Anything new has to be tested several times to see whether it will sell, Styer explains. Some things bomb, like the cranberry peanut butter popsicles Styer tried on some children last year. Other exotica, like tacos and sandwiches on Mideastern pita bread, prove successful and are worked into the menu.
"We do attempt to provide those items we know kids will enjoy. It doesn't do any good to provide menus when kids won't participate," she explained. "If we eliminate favorites like ice cream or chocolate milk, kids will bring it from home or buy it in grocery stores."
Styer and her staff plan a month's menus for elementary and secondary school six weeks in advance. "It takes that long to order the food," she said.
About 20 percent of the food used in Montgomery County school meals come from surpluses the U.S. Department of Agriculture purchases from farmers. So, Styer explained, some months there'll be a lot of chicken. Other times, there'll be apples, apple sauce, apple cake, etc.

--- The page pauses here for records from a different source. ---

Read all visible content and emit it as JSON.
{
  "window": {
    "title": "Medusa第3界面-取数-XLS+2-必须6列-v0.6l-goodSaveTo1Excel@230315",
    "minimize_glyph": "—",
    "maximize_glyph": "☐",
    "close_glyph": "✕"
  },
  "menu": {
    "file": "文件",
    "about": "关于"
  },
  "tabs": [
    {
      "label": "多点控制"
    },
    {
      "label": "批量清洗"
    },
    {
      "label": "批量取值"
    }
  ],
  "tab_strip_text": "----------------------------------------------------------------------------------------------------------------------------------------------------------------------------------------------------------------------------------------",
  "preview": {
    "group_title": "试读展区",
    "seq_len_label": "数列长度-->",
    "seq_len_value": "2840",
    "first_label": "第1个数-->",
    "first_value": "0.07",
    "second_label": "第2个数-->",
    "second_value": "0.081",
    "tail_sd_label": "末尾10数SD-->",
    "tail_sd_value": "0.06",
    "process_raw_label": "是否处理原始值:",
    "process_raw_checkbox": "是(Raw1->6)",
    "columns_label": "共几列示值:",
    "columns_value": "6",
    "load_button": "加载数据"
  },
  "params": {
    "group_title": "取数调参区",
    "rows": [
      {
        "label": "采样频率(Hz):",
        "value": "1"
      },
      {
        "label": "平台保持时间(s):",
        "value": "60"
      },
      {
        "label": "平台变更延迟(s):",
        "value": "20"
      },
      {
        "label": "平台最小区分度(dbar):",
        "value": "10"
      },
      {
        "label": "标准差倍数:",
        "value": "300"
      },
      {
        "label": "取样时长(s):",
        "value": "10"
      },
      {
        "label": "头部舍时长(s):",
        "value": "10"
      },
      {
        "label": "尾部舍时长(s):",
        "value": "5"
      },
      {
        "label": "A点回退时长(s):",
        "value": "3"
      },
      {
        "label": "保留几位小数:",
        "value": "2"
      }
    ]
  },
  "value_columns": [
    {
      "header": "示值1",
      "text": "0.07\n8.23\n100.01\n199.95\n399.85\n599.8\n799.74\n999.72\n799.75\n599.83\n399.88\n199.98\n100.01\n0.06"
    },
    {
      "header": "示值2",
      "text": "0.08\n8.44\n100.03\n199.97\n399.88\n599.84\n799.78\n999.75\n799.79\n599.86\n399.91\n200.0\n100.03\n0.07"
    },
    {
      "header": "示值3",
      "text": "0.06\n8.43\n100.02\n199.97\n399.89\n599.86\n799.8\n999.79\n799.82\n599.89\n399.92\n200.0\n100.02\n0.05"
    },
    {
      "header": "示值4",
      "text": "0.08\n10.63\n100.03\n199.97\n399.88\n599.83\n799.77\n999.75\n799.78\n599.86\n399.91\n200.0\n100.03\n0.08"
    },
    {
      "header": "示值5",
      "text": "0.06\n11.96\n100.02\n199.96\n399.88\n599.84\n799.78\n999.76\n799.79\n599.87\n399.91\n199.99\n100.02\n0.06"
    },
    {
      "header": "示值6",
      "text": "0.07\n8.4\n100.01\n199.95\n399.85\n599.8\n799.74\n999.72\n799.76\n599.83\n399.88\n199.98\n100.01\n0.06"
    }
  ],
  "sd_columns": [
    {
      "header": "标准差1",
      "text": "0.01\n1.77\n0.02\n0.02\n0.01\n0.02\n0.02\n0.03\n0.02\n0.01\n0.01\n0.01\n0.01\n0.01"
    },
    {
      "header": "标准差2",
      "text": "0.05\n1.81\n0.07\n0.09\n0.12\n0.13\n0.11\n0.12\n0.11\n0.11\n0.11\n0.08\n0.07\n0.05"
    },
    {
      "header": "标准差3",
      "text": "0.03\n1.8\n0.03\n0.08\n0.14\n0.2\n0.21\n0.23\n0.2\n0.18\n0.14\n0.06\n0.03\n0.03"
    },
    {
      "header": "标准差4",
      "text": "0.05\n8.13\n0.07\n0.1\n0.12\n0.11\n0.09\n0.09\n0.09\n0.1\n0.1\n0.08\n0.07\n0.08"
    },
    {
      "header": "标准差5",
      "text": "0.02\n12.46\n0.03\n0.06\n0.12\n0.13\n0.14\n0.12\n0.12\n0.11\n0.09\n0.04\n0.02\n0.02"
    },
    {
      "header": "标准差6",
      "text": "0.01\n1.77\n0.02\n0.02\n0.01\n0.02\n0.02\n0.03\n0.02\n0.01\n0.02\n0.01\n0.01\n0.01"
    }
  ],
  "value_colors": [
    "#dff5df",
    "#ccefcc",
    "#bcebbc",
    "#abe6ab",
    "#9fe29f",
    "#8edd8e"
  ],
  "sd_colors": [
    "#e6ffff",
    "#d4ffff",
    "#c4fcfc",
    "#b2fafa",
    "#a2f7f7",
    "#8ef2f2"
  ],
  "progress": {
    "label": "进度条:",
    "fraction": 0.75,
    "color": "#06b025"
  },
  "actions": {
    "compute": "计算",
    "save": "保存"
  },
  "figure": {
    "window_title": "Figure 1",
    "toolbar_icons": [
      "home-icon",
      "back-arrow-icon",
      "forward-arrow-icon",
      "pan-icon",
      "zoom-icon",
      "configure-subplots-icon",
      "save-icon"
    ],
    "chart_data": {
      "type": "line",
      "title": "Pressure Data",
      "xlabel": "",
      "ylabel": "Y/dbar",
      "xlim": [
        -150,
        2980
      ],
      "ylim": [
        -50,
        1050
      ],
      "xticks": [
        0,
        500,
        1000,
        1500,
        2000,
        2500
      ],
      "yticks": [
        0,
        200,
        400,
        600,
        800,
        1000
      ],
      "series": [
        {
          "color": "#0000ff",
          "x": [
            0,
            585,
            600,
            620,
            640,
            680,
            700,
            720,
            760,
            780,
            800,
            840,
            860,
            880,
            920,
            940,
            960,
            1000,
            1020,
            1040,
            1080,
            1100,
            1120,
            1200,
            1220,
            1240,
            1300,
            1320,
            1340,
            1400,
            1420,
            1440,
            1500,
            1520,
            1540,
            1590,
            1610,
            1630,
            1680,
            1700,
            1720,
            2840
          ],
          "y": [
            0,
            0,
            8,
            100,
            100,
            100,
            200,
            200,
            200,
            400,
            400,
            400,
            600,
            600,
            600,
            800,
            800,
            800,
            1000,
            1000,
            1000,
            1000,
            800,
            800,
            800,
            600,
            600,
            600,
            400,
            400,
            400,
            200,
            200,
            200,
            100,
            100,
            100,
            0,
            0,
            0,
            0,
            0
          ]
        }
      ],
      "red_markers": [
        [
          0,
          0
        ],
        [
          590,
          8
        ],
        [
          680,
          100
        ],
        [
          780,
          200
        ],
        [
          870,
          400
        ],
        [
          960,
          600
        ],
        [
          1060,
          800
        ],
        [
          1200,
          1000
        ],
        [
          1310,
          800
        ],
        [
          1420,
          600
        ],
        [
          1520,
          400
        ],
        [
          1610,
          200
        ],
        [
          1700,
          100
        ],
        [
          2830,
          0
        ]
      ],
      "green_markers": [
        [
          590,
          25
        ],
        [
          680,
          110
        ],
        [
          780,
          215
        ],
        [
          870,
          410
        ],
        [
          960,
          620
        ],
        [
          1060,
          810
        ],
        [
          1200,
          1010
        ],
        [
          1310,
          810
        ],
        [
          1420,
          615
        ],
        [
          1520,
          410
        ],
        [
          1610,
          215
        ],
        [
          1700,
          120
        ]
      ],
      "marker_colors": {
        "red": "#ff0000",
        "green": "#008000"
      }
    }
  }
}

The number of students who patronize the school cafeteria tends to drop off in the higher grades, where kids can slip into their cars and whiz to the fast-food emporia lining major county roads, said Styer. So to woo the teenagers, high school cafeterias now feature trendy treats like salad bars and preservative-free popcorn as well as the tried and true hot meal menus.
But it may take more than that to satisfy affluent Montgomery County high school students.
"Here they ask for quiche," said Walt Whitman's food manager, Marty Strombotne, who must serve 1,500 students in an hour and 45 minutes."They want to be waited on and they want better quality. But they don't buy food in a store so they don't know what it costs."
Strombotne recalled that in one issue of the school newspaper, students compared the cafeteria unfavorably to a prominent Potomac restaurant. She wrote a blistering response pointing out the benefits of the school lunch program.
"I explained we were simply trying to provide nutritious food at a reasonable cost, not gourment meals," she said.
But, Strombotne added, Whitman students are receptive to innovation and she has been able to splice dishes like zucchini casserole and carrot soup into the regular bill of fare.
"There are so many different needs though," said Strombotne, who sports apple earrings and a knife-and-fork brooch on the lapel of her smock. "Girls are on diets and football players want to bulk up."
She spoons out some of the day's hot special -- turkey, stuffing, applesauce and rice pudding -- into a tray for herself as the students' lunch period ends, saying, "We always have kids who complain and they come in every day and buy a lunch."
At one table, students hurriedly finished their salads.
"It depends on you," said blonde Nancy Straicher, 17, when asked about her school lunch. "There are a lot of options. You can buy good food or you can buy junk. Unfortunately most kids buy junk."
Aside from the food, Styer, cafeteria staff members and students interviewed maintain that one of the biggest problems with school lunches is the caferterias themselves. Cavernous, noisy rooms with long rows of tables don't make for leisurely, pleasant meals, they all say.
Styer says she hopes to install planters and dividers to make the lunchrooms more home-like places where students can eat and talk with friends.
In the meantime, to avoid the crush, a group of girls at Whitman resort to eating in the bathroom, an atmosphere they say they find more appetizing than the cafeteria, where food and insults fly through the air with equal velocity. At lunchtime's end, Walt Whitman's cafeteria floor often looks like a compost heap.
"We're a bunch of spoiled, rich brats," acknowledged Tony Russo, 18, as he left the table to go to his next class. "We know it's all going to be picked up for us."